Sometimes, I’m downright brutal; I berate myself for not getting all the things down, I’m by far my own worst critic, and I constantly focus on my mistakes. Sound familiar?
I think we treat ourselves poorly for a lot of reasons, but especially because we often believe its immodest to extend grace to ourselves—almost like we’re not being humble if we give ourselves some slack. Honestly though, self-abasement is abusive to the soul, and no matter how innately human, it draws us down a dark path. The truth is, we’re NOT perfect, the fact is, no one is. And the MOST graceless thing we can do to ourselves is to constantly focus on our shortcomings.
For example: living with chronic illness is my reality. I can’t do ALL the things anymore, and in this, I need to have grace, either that or the frustration around my physical limitations will destroy me emotionally. I also need to have more grace for myself when I mess up. While I should definitely acknowledge my mistakes, I can’t let them define me… Mistakes can be used to help me grow, but afterwards, I need to move on.
Personal grace will look different for each of us, but I honestly believe that if we don’t start extending more of it to ourselves, we’ll eventually have nothing left to give others.
A Word of Encouragement About Reviews to New Authors
I wonder what the world would be like if everything we ever created was subject to reviews?
Let’s imagine you spend three full months knitting a complex and detailed adult sweater, but, when it’s finished, you’re required to post that sweater online for reviews. Now, keeping in mind that most of the reviewers are not knitters themselves, what do you think the reviews will be like? My guess is that some people might feel your craftsmanship was exquisite even though they didn’t like the colour, others might love the colour but feel like the cable design was off, still others might love most of it but not like the texture.
This is the inevitable nature of reviews, isn’t it?
People’s likes and dislikes are entirely subjective, and taste varies wildly from person to person…
I just released my debut novel, The Maiden Ship on February 7, 2020 and this is my first real experience being open to public review as an author. It’s an interesting journey, and for the sake of bringing my point home, I want to share a few of the contrasts I’ve read in the reviews on my own book: one reviewer thought my main character’s pinnacle development moment came too abruptly while another thought he took forever to get there, another said my writing was not poetic enough while another called it too flowery, and while some loved that my novel maintained a male POV (point of view) throughout, some criticized this by saying that a girl (me) should not be writing in a male POV. Talk about variety, hey?!
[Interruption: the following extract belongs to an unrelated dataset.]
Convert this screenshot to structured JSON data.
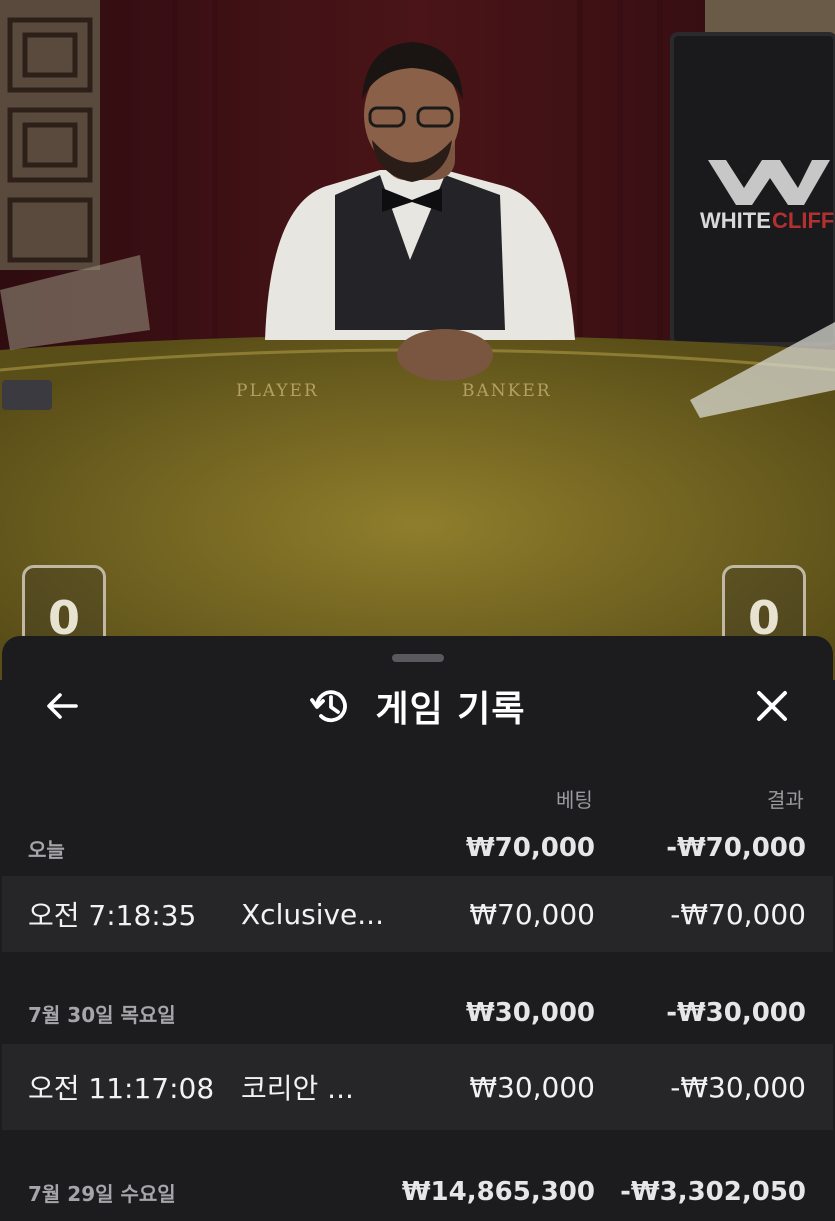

Quite honestly it’s impossible to be hurt by any of these, none of them are objective, they’re obviously based on personal bias and taste. I know all you veteran authors out there have this down pat already, but I just want to encourage the newbie authors out there, like me, not to take these reviews to heart. That’s not to say constructive criticism from knowledgeable professionals should be ignored, not at all, but when it comes to the average online review, you need to take them all with a grain of salt. And NEVER, EVER let them discourage you, SIMPLY KEEP WRITING!
P.S. I’ve also learned not to trust book reviews for my own reading choices. From now on, I plan to let a book speak for itself and I’ll no longer be turned off from reading something I’m interested in just because of a random two star review that was posted online—who’s to say that what didn’t suit that person won’t suit me? Of course if you still feel like you need reviews then let me suggest you seek out friends with similar tastes instead, that way you’ll be able to trust their recommendations whole heartedly. Happy reading!